*HOW TO COMPLETE THIS TASK*
Each line that includes the word "background" should be copied from the records.

Interface dataset entries:
☆ ☆ ☆ ☆

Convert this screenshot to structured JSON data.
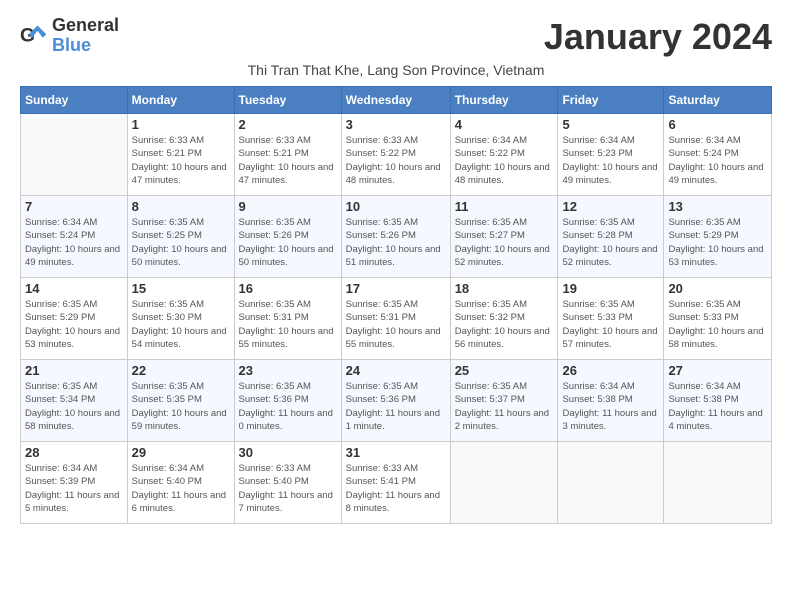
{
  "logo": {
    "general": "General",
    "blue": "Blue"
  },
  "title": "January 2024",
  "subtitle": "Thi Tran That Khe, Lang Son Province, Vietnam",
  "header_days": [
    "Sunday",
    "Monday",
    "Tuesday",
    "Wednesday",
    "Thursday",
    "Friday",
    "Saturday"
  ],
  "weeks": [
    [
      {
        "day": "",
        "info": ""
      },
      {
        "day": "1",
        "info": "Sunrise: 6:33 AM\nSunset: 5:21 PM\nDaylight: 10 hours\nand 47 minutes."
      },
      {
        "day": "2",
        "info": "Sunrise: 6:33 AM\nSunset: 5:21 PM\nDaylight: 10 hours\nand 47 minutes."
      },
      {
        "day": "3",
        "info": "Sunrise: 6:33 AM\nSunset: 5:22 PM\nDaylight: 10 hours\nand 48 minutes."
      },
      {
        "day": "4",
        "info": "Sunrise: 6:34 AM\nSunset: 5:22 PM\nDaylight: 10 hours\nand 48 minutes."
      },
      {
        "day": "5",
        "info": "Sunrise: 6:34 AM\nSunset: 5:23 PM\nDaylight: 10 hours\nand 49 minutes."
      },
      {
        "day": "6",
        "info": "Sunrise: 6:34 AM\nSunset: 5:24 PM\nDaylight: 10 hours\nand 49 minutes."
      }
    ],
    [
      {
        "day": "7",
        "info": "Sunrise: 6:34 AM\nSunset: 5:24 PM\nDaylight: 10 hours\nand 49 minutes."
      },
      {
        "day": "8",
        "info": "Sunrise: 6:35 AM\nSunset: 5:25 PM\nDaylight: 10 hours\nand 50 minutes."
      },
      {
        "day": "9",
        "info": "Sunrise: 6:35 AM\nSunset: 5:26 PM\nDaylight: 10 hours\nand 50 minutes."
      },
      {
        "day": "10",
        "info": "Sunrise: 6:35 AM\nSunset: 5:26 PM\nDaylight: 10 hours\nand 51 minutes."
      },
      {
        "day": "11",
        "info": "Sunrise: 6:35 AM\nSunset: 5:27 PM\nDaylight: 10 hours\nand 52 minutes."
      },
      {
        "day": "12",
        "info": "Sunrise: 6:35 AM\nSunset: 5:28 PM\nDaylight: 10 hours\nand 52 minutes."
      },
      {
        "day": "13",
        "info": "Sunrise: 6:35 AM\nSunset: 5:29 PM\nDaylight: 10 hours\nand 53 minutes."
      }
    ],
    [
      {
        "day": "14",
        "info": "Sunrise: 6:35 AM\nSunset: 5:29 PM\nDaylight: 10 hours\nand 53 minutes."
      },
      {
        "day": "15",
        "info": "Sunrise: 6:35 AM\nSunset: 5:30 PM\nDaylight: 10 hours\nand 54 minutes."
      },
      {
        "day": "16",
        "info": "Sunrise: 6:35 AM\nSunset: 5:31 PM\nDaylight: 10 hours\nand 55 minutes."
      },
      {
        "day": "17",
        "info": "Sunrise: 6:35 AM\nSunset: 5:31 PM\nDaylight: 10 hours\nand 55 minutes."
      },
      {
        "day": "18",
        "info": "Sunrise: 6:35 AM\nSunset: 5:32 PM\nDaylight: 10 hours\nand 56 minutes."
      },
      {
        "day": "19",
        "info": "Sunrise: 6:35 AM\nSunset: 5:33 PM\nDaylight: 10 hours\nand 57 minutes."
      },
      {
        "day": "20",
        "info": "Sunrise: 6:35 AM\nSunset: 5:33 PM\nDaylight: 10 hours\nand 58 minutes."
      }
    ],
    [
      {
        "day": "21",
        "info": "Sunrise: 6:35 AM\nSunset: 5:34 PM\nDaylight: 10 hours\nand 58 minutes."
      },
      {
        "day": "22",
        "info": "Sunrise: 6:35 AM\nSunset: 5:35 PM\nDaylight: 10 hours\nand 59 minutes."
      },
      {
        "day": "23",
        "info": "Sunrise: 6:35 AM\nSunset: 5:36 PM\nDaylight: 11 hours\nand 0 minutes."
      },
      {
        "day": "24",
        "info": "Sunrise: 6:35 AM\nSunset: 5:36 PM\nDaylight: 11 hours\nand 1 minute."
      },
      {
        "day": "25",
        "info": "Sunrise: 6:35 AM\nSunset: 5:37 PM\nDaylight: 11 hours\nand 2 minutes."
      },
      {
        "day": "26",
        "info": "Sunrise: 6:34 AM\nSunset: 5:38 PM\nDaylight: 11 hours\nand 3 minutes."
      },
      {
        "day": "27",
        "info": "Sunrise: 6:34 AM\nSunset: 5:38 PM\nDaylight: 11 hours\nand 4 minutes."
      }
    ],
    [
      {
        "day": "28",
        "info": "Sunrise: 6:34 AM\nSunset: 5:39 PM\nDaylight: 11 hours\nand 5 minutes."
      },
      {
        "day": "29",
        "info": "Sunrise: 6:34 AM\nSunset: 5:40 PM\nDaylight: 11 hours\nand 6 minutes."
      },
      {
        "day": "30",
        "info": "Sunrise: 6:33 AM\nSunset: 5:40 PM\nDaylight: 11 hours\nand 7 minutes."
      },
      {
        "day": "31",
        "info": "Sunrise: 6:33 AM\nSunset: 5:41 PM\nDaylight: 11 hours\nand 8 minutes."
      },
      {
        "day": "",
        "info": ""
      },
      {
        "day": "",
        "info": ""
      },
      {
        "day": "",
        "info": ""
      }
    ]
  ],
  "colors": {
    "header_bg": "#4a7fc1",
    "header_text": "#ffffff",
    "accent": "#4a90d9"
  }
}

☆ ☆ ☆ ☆

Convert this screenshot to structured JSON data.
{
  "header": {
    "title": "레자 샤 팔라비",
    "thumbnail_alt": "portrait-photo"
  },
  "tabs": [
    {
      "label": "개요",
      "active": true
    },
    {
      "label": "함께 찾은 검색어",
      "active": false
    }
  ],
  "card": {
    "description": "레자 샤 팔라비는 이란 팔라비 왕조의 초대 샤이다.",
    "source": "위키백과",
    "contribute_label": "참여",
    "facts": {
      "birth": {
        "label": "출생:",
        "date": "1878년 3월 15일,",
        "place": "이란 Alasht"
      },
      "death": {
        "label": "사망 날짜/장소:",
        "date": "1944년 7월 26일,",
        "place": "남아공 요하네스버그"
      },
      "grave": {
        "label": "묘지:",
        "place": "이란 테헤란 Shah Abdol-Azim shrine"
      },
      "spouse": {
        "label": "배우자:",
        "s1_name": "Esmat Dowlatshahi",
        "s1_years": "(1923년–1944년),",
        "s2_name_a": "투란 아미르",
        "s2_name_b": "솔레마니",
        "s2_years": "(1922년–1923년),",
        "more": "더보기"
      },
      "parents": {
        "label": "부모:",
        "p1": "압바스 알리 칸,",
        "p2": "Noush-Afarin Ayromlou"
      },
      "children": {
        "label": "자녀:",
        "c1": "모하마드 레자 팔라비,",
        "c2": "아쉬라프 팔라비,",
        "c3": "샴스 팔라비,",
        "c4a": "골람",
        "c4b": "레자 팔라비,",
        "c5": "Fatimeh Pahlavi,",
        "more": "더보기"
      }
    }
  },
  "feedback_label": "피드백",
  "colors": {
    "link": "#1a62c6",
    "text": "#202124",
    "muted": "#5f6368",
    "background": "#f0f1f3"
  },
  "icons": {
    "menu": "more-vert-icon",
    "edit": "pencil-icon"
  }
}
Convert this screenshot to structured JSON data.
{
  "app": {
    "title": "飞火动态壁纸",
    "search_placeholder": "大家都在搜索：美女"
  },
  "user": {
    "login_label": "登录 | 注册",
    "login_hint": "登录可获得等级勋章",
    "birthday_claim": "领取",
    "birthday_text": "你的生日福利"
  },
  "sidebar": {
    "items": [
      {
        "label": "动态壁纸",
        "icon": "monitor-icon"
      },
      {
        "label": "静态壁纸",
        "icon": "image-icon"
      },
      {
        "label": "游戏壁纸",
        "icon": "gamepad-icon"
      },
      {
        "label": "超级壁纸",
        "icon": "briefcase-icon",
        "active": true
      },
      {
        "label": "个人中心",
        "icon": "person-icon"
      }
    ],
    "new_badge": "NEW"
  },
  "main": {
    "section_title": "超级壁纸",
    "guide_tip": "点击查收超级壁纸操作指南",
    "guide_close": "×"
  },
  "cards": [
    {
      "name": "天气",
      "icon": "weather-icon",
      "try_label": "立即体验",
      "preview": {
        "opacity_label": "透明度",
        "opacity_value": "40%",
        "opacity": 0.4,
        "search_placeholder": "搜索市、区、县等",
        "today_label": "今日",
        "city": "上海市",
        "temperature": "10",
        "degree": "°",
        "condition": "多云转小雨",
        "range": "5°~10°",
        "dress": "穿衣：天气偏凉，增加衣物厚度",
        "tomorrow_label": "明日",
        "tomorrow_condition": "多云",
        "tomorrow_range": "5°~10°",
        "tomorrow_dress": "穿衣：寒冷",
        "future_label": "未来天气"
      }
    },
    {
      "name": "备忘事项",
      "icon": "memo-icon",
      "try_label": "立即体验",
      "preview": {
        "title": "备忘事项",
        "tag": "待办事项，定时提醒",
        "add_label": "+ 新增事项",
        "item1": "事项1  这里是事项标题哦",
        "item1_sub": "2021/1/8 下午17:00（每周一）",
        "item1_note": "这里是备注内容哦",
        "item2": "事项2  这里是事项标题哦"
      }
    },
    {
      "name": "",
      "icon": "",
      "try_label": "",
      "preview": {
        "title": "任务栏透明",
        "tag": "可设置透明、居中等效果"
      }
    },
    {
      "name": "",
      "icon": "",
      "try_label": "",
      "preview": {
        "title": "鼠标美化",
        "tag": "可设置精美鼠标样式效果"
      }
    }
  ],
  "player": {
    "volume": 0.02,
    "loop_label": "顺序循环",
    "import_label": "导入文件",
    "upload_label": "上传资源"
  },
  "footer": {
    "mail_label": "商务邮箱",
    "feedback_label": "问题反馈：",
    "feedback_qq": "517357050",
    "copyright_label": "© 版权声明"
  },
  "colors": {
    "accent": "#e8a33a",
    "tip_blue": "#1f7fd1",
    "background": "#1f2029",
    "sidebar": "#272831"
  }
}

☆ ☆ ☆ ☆

*RESULT OF THE EXERCISE*
    "background": "#f0f1f3"
    "background": "#1f2029",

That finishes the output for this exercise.